Mayor of London Sadiq Khan lead a ribbon-cutting ceremony to launch the Driving For Change project, and tour the buses this morning ahead of World Homeless Day on Sunday.
The buses will operate a dental clinic alongside other direct interventions for those in need such as GP consultations, showers and haircuts, digital and financial literacy, employment support – all vital services for vulnerable homeless people.
Research shows high levels of oral and dental disease among homeless people, both in absolute terms and relative to the rest of the population. Untreated dental disease can lead to pain and discomfort with homeless people often finding it impossible to access dental treatment. Dental examinations are also on the front line of defence against a range or oral cancers and these often go undetected in rough sleepers.
“We’re making a difference”: As special care dentists with lots of experience supporting the oral health needs of homeless people, we have overseen the kitting out of the clinic and providing the dental teams.
Lorraine Mattis, Director of Transformation was at the launch event in London and says “We are delighted to be part of the Driving For Change initiative, bringing much needed oral health care directly to homeless people building on our experience in mobile dentistry and supporting the oral health of vulnerable people. It is fantastic to see social enterprises working together in an innovative way like this to directly address social need.”.
Driving for Change is an innovative and disruptive approach tackling homelessness bringing direct interventions to those in need. It was launched last Autumn to coincide with World Homeless Day and is sponsored by HSBC UK, Colgate and sub sponsor Mastercard to launch three London buses.

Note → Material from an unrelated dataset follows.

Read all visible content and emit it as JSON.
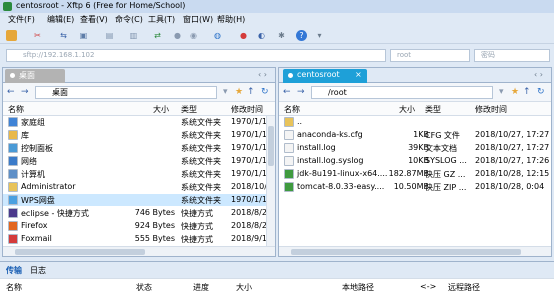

Despite the government’s ban on evictions, increases to Universal Credit and the furlough scheme, the numbers of rough sleeper have risen exponentially over the past 18 months, with an estimated 130,000 households made homeless because of the Covid-19 pandemic.